Core for Health Plan 3.2

CORE 40 - Health Literacy

Submited by: Tom Goddard

The Basics

This standard, a new, experimental standard, suggests that your organization should have policies and procedures that address health literacy. In this context, the meaning of health literacy is, "The degree to which individuals have the capacity to obtain, process, and understand basic health information and services needed to make appropriate decisions regarding their health." The three suggested elements are:

  • making sure the consumer materials are in plain language;
  • measuring the extent to which the organization's consumer documents use plain language; and
  • training staff members who interface with or write content for consumers.
Your organization may or may not have such a policy and procedure. The standard is not required, yet, but likely will be in the future, so your organization may be developing a health literacy policy and procedure in anticipation of when this becomes a standard that is no longer optional.

Management Tips

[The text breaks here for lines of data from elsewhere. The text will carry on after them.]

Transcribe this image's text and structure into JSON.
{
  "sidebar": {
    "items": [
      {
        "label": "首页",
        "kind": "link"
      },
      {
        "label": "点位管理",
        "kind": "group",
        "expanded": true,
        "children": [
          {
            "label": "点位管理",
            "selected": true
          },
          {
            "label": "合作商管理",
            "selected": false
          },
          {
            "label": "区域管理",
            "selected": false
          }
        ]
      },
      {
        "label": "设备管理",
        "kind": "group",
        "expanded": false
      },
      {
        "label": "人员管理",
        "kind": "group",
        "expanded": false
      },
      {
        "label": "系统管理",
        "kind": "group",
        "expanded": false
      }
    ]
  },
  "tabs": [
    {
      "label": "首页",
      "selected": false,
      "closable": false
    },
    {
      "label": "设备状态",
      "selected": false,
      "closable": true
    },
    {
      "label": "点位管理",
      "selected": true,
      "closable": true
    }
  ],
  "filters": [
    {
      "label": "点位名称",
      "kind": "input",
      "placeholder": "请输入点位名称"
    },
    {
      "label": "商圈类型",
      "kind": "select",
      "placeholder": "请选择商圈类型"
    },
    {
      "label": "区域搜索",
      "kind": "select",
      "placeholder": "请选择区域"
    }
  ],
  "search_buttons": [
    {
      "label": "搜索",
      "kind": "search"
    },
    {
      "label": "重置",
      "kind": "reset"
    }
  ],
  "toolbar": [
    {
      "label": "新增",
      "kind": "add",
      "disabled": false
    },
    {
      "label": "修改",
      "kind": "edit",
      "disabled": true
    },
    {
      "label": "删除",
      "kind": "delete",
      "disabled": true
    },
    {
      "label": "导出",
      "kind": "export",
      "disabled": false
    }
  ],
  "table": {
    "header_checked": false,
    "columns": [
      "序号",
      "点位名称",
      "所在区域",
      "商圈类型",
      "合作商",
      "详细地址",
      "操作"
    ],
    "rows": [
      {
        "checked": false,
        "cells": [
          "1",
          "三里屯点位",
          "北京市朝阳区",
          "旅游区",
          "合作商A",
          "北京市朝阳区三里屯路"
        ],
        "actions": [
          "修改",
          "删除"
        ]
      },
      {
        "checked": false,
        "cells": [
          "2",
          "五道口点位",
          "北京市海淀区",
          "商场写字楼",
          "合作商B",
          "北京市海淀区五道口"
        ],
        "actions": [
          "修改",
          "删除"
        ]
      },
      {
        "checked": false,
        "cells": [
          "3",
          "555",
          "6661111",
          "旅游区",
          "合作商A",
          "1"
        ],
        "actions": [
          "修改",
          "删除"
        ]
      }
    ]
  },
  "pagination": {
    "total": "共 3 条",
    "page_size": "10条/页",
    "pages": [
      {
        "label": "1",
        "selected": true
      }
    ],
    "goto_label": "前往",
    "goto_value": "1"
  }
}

The elements of this standard are known as Leading Indicators. While they are worth no points in the accreditation calculation, URAC does want applicants to develop a policy and procedure for this issue, even if it is not yet implemented. In light of the fact that this is likely to be a standard with point value at some point in the future, we recommend that you develop the policy and procedure now, and begin implementing it over the next two or three years, if you do not currently have a health literacy program.

Accreditation Tips

Desktop Review
For the desktop review, submit any policies and procedures addressing health literacy in consumer materials, as well as a policies and procedures that address staff training around this issue. In addition, if you have any written materials already developed that incorporate health literacy in plain language, you should submit that, too.
Validation Review
The reviewer will interview program management and staff members to assess the extent to which you have implemented your policies and procedures regarding health literacy and plain language. The interview may also include staff members who have a responsibility for writing or editing consumer-facing materials.
Document Review
During the on-site review, the reviewer will look for evidence of implementation, including a demonstration in communication materials have been reviewed and approved as complying with the health literacy in plain language policies of that organization.